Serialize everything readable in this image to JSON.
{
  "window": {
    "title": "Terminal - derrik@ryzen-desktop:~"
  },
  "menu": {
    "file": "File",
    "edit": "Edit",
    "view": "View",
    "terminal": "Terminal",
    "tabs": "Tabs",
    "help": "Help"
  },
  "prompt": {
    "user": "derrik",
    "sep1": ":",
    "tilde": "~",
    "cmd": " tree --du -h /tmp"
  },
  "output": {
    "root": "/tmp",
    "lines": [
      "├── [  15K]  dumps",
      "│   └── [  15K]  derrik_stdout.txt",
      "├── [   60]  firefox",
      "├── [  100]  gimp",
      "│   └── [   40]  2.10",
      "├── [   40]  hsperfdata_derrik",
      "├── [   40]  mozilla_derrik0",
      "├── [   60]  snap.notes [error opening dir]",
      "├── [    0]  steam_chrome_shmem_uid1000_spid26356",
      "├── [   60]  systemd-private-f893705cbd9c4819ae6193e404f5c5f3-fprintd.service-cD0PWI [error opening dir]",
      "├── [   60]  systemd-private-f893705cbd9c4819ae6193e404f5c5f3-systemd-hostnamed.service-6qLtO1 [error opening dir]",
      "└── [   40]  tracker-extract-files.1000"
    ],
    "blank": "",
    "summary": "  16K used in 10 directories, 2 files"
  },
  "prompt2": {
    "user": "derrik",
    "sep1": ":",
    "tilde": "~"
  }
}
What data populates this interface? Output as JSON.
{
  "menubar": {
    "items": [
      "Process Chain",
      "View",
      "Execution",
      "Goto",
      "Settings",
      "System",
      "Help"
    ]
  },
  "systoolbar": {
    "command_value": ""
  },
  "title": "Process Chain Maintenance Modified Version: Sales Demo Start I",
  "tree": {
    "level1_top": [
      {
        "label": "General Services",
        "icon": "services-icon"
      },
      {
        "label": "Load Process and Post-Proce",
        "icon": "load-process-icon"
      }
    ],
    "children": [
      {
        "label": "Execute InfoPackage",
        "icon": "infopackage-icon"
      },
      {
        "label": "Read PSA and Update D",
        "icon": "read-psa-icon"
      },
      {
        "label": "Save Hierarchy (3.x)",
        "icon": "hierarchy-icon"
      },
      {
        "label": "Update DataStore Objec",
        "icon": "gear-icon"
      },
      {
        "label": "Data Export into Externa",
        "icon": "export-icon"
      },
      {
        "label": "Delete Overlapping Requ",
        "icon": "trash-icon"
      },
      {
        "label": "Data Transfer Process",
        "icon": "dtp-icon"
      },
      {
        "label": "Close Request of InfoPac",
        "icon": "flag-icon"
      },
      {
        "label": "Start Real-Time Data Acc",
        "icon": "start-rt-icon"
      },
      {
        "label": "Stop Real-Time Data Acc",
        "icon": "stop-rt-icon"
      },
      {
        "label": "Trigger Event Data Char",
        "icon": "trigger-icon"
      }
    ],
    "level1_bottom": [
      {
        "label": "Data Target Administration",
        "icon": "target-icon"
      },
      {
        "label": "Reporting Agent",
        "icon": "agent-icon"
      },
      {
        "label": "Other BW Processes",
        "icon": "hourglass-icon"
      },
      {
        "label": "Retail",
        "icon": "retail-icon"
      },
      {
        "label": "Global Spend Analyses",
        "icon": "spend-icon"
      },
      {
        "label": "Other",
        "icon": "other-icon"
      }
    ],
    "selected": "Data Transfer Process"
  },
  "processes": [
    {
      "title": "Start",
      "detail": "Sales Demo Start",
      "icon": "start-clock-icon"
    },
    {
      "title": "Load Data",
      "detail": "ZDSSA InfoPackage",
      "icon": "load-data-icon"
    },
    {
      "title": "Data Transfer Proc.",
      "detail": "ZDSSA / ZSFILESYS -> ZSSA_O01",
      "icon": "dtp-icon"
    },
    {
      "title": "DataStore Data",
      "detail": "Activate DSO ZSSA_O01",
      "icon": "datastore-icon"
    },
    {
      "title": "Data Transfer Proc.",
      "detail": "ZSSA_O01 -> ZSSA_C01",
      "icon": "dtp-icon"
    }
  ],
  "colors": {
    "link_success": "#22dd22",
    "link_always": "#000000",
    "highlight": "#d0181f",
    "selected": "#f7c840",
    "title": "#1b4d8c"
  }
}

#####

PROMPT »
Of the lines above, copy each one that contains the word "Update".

SOLUTION FOR THIS EXERCISE »
        "label": "Read PSA and Update D",
        "label": "Update DataStore Objec",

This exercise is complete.